[SINGAPORE] BOC Aviation Ltd, the aircraft leasing unit of Bank of China that raised US$1.1 billion from a share sale last month, rose as much as 2.6 per cent in its trading debut in Hong Kong on Wednesday.

Shares of the company climbed as high as HK$43.10, versus the offer price of HK$42, according to data compiled by Bloomberg. The company sold new and existing shares in Asia's second-biggest IPO this year, and it plans to use the proceeds to help pay for new planes.

The initial public offering attracted 11 cornerstone investors including Boeing Co, sovereign wealth fund China Investment Corp and Temasek Holdings's Fullerton Fund Management Co, the lessor said on Tuesday.

"You have growth and high visibility of earnings and higher returns," said Mohshin Aziz, an analyst at Malayan Banking Bhd in Kuala Lumpur. "People want lower risk returns. The story that Asia is strongest region for aviation growth for the next 20 years seems to gel well."

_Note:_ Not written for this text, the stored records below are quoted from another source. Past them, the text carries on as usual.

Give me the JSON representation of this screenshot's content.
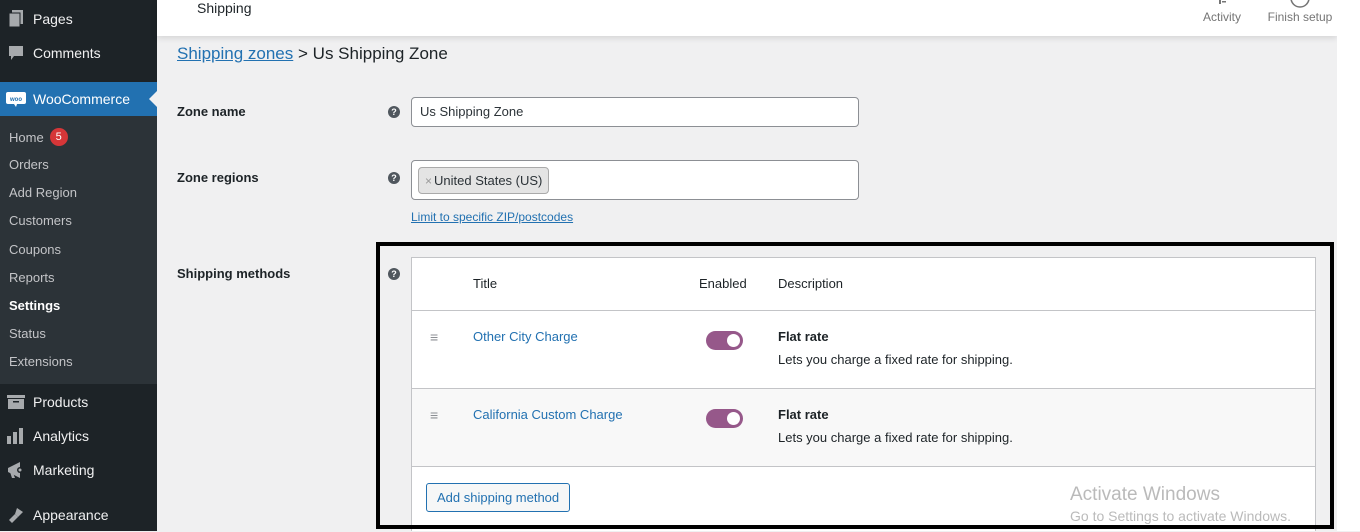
{
  "sidebar": {
    "top_items": [
      {
        "label": "Pages",
        "icon": "pages-icon"
      },
      {
        "label": "Comments",
        "icon": "comments-icon"
      }
    ],
    "active_menu": {
      "label": "WooCommerce",
      "icon": "woocommerce-icon"
    },
    "submenu": [
      {
        "label": "Home",
        "badge": "5"
      },
      {
        "label": "Orders"
      },
      {
        "label": "Add Region"
      },
      {
        "label": "Customers"
      },
      {
        "label": "Coupons"
      },
      {
        "label": "Reports"
      },
      {
        "label": "Settings",
        "active": true
      },
      {
        "label": "Status"
      },
      {
        "label": "Extensions"
      }
    ],
    "bottom_items": [
      {
        "label": "Products",
        "icon": "products-icon"
      },
      {
        "label": "Analytics",
        "icon": "analytics-icon"
      },
      {
        "label": "Marketing",
        "icon": "marketing-icon"
      },
      {
        "label": "Appearance",
        "icon": "appearance-icon"
      }
    ]
  },
  "topbar": {
    "title": "Shipping",
    "actions": [
      {
        "label": "Activity",
        "icon": "activity-icon"
      },
      {
        "label": "Finish setup",
        "icon": "progress-circle-icon"
      }
    ]
  },
  "breadcrumb": {
    "link": "Shipping zones",
    "separator": ">",
    "current": "Us Shipping Zone"
  },
  "form": {
    "zone_name_label": "Zone name",
    "zone_name_value": "Us Shipping Zone",
    "zone_regions_label": "Zone regions",
    "zone_regions": [
      {
        "label": "United States (US)",
        "remove": "×"
      }
    ],
    "limit_link": "Limit to specific ZIP/postcodes",
    "shipping_methods_label": "Shipping methods",
    "help_glyph": "?"
  },
  "methods_table": {
    "headers": {
      "title": "Title",
      "enabled": "Enabled",
      "description": "Description"
    },
    "rows": [
      {
        "title": "Other City Charge",
        "enabled": true,
        "method": "Flat rate",
        "description": "Lets you charge a fixed rate for shipping."
      },
      {
        "title": "California Custom Charge",
        "enabled": true,
        "method": "Flat rate",
        "description": "Lets you charge a fixed rate for shipping."
      }
    ],
    "drag_glyph": "≡",
    "add_button": "Add shipping method"
  },
  "watermark": {
    "line1": "Activate Windows",
    "line2": "Go to Settings to activate Windows."
  },
  "colors": {
    "sidebar_bg": "#1d2327",
    "submenu_bg": "#2c3338",
    "accent_blue": "#2271b1",
    "toggle_purple": "#96588a",
    "badge_red": "#d63638"
  }
}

Asian leasing companies are boosting fleets as the region is set to overtake the US as the world's largest market for aircraft in two decades. Economic growth in China, India and South-east Asia is spurring air travel and encouraging more companies such as billionaire Li Ka-shing's CK Hutchison Holdings Ltd to enter the plane-leasing market, whose returns can exceed those of airlines and are usually locked in through multiyear contracts.

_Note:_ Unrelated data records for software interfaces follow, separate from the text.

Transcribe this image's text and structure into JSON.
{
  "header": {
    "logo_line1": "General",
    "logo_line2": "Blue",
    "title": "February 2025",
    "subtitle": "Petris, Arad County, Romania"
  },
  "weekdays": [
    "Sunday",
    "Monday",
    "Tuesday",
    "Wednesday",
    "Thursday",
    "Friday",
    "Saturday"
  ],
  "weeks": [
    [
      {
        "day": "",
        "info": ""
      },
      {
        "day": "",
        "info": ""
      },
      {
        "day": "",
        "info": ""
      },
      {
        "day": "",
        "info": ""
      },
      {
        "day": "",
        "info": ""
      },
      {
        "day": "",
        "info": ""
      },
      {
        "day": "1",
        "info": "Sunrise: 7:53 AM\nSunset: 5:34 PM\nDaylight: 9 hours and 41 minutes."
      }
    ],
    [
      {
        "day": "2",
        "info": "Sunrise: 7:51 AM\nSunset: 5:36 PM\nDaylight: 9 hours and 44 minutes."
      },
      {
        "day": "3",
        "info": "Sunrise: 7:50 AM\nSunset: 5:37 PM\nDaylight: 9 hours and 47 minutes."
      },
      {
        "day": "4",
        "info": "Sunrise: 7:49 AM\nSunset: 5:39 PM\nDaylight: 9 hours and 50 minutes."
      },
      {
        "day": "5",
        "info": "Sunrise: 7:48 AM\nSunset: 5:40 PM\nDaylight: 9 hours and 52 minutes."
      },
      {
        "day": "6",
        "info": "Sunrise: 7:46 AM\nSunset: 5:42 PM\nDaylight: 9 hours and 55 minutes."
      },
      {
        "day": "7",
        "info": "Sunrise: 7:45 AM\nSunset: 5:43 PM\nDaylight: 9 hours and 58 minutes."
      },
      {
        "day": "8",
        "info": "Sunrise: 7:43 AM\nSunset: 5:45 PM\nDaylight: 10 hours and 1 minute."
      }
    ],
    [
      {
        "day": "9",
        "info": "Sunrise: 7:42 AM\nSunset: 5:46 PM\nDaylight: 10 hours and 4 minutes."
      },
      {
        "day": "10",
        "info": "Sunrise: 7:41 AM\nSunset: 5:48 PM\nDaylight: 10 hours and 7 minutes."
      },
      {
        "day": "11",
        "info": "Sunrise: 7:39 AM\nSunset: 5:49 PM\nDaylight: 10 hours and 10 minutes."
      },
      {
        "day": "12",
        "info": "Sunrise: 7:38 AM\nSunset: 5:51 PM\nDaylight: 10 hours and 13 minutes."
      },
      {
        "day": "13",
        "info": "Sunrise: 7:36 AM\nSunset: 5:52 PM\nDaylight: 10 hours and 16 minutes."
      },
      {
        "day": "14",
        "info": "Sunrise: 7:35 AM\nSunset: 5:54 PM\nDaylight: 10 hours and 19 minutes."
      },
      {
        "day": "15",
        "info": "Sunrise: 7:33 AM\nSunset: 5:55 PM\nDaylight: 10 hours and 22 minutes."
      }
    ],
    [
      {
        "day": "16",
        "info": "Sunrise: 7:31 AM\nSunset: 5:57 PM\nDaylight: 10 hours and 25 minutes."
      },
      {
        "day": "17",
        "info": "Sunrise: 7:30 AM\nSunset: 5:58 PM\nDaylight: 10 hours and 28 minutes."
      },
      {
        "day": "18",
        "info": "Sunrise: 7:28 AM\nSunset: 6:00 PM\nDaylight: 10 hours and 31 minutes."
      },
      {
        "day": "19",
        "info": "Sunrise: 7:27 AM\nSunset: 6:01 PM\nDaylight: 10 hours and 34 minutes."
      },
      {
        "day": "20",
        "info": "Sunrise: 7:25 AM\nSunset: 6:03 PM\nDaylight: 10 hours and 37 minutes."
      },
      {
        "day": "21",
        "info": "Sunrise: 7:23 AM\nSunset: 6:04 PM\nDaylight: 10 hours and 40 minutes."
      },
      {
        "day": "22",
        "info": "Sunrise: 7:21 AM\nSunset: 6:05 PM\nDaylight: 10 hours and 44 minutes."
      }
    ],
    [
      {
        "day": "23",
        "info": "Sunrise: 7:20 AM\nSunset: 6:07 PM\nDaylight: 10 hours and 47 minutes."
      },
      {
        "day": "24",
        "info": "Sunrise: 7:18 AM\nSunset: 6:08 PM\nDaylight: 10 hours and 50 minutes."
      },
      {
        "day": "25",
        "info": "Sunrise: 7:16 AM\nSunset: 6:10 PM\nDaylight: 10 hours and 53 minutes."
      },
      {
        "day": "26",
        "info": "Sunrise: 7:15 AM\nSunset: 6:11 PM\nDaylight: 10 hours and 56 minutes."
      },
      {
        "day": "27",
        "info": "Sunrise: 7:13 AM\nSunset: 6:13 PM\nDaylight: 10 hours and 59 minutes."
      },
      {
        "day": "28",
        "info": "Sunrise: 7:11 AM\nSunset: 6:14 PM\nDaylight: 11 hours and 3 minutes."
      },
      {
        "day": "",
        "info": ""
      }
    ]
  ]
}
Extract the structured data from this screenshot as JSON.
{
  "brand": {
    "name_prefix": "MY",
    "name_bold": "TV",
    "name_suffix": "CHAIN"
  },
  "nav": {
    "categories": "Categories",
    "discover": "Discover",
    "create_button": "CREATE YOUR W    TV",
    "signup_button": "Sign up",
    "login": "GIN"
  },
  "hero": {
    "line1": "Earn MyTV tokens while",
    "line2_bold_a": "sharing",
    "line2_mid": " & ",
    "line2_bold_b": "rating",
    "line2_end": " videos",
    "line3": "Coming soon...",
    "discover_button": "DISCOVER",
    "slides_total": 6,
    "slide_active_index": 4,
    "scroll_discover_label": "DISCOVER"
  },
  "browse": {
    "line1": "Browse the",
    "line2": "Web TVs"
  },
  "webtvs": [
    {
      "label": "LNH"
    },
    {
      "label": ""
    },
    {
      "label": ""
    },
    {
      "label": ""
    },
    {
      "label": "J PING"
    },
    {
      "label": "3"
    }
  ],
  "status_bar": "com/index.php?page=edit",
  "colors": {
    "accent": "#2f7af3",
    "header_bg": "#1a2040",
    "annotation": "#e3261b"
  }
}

China Aircraft Leasing Group Holdings Ltd, which raised HK$728.9 million (S$129.2 million) from an IPO in July 2014, fell on the first day of its trading. The shares of the company are now 44 per cent higher than the offer price and trade at 9.48 times their estimated 2016 earnings. The price to earnings ratio for Air Lease Corp is 8.85 and 11.31 for Air Castle Ltd.

In the past 30 years, the number of aircraft owned by operating lessors jumped 11 per cent annually, according to Singapore-based Phillip Capital. That's double the pace of growth in the commercial fleet, where 40 per cent of jets are leased.

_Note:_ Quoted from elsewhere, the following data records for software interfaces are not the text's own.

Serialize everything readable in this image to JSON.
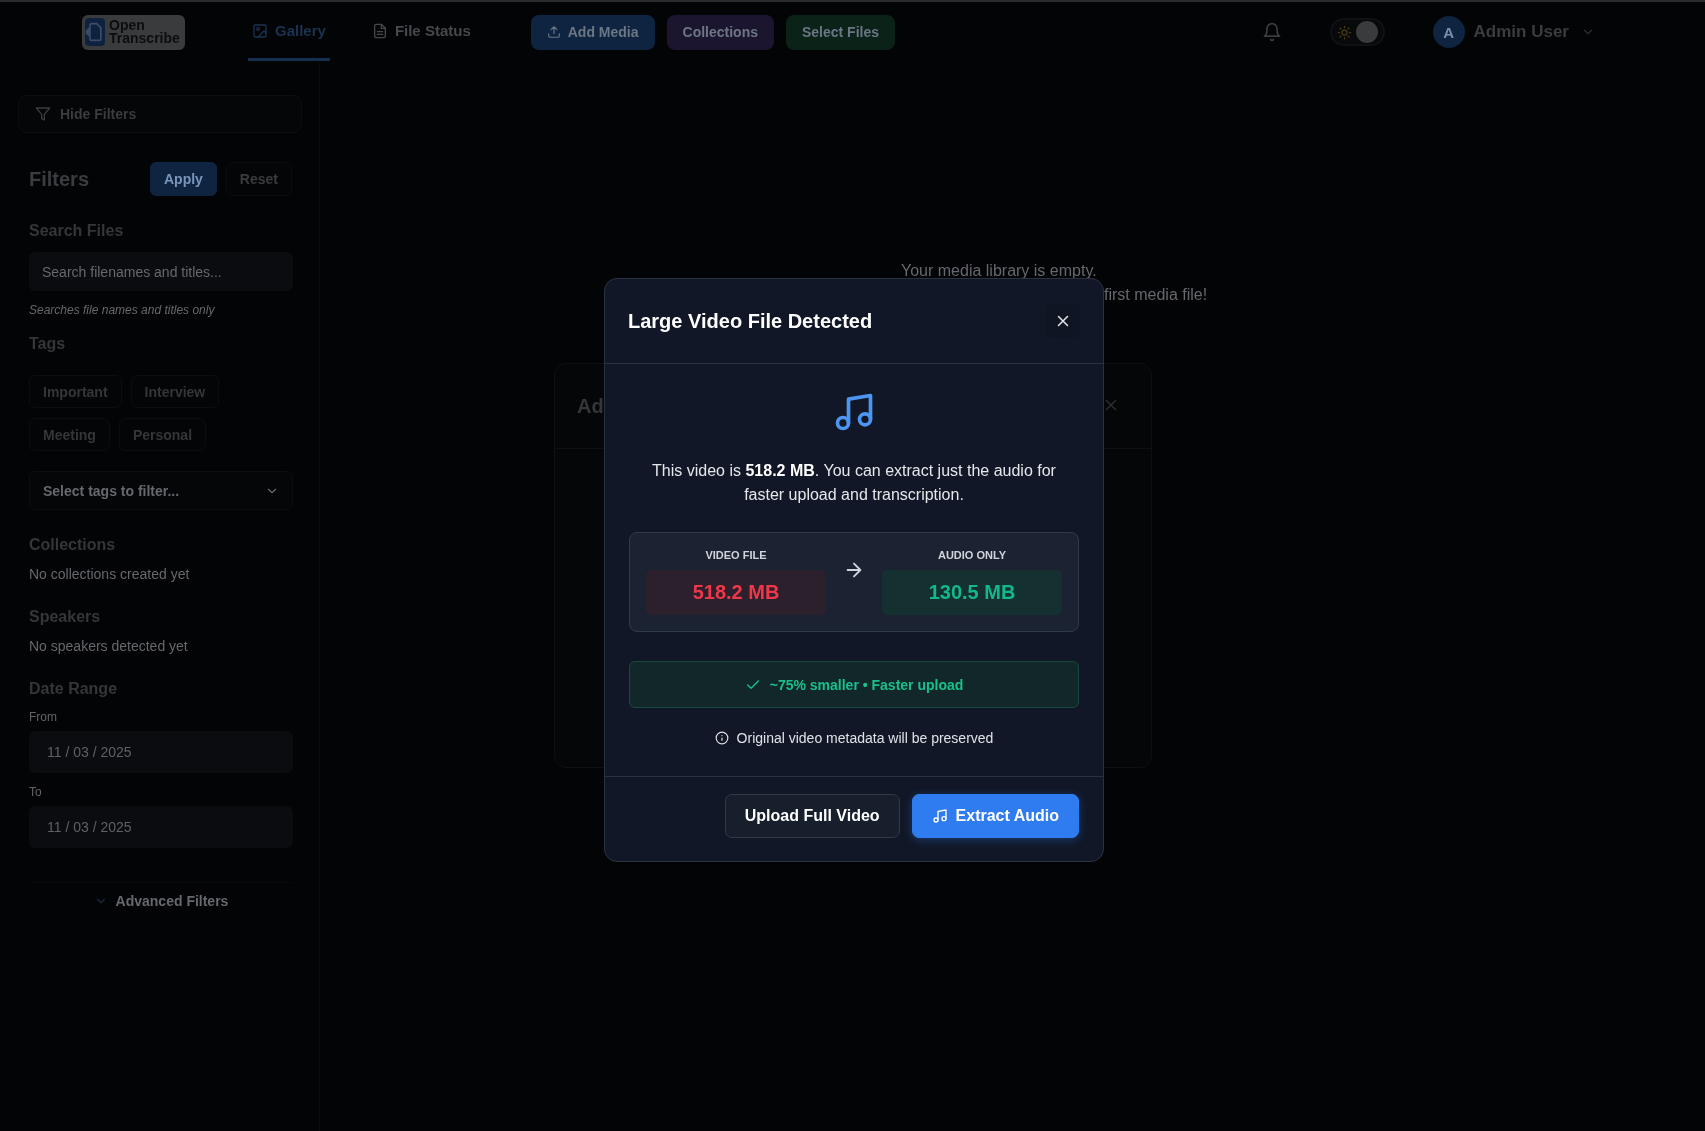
{
  "header": {
    "logo_lines": [
      "Open",
      "Transcribe"
    ],
    "nav_tabs": [
      {
        "label": "Gallery",
        "kind": "image",
        "selected": true
      },
      {
        "label": "File Status",
        "kind": "file",
        "selected": false
      }
    ],
    "actions": [
      {
        "label": "Add Media",
        "kind": "upload",
        "color": "#0f2440"
      },
      {
        "label": "Collections",
        "kind": "plain",
        "color": "#1c1530"
      },
      {
        "label": "Select Files",
        "kind": "plain",
        "color": "#0a2218"
      }
    ],
    "theme_toggle": {
      "on": true
    },
    "user": {
      "initial": "A",
      "name": "Admin User"
    }
  },
  "sidebar": {
    "hide_filters": "Hide Filters",
    "title": "Filters",
    "apply": "Apply",
    "reset": "Reset",
    "search": {
      "label": "Search Files",
      "placeholder": "Search filenames and titles...",
      "hint": "Searches file names and titles only"
    },
    "tags": {
      "label": "Tags",
      "items": [
        [
          "Important",
          "Interview"
        ],
        [
          "Meeting",
          "Personal"
        ]
      ],
      "select_placeholder": "Select tags to filter..."
    },
    "collections": {
      "label": "Collections",
      "empty": "No collections created yet"
    },
    "speakers": {
      "label": "Speakers",
      "empty": "No speakers detected yet"
    },
    "date_range": {
      "label": "Date Range",
      "fields": [
        {
          "label": "From",
          "value": "11 / 03 / 2025"
        },
        {
          "label": "To",
          "value": "11 / 03 / 2025"
        }
      ]
    },
    "advanced": "Advanced Filters"
  },
  "main": {
    "empty_lines": [
      "Your media library is empty.",
      "first media file!"
    ],
    "back_dialog": {
      "title": "Ad"
    }
  },
  "modal": {
    "title": "Large Video File Detected",
    "message": "This video is **518.2 MB**. You can extract just the audio for faster upload and transcription.",
    "sizes": [
      {
        "kind": "before",
        "label": "VIDEO FILE",
        "value": "518.2 MB"
      },
      {
        "kind": "after",
        "label": "AUDIO ONLY",
        "value": "130.5 MB"
      }
    ],
    "savings": "~75% smaller • Faster upload",
    "note": "Original video metadata will be preserved",
    "buttons": [
      {
        "label": "Upload Full Video",
        "kind": "secondary"
      },
      {
        "label": "Extract Audio",
        "kind": "primary"
      }
    ]
  }
}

The leasing business had been dominated by companies such as General Electric Co-backed GECAS and ILFC. A new breed of Asian companies have emerged to challenge them. Among them are BOC Aviation and Sumitomo Corp-backed RBS Aviation.

Airlines in Asia will fly more than 16,000 planes within 20 years, almost tripling the current number, according to estimates by Boeing. BOC Aviation, the biggest lessor in the region, owns and manages 270 planes, underscoring the growth prospects in what is set to be the world's largest aviation market.

At the end of last year, the Singapore-based company had 241 planes on order.

BOC Aviation's customers include IAG SA's Vueling Airlines SA, Southwest Airlines Co, Aeroflot PJSC, EVA Airways Corp, Cathay Pacific Airways Ltd, Singapore Airlines Ltd's India affiliate Vistara and WestJet Airlines Ltd, according to the lessor's website.

BOC Aviation purchases aircraft from manufacturers and then leases them to airlines for a monthly fee. After a certain period, the airline returns the aircraft, which is typically leased to another carrier.

Leasing a plane can be more lucrative than flying one. Operating margins at AerCap Holdings NV, the biggest listed lessor, averaged 34 per cent the past three years, according to data compiled by Bloomberg. That compares with 7.8 per cent for the Bloomberg World Airlines Index.

BOC Aviation posted a record net income of US$343 million in 2015, 11 per cent more than a year earlier. Revenue rose 10 per cent to US$1.09 billion.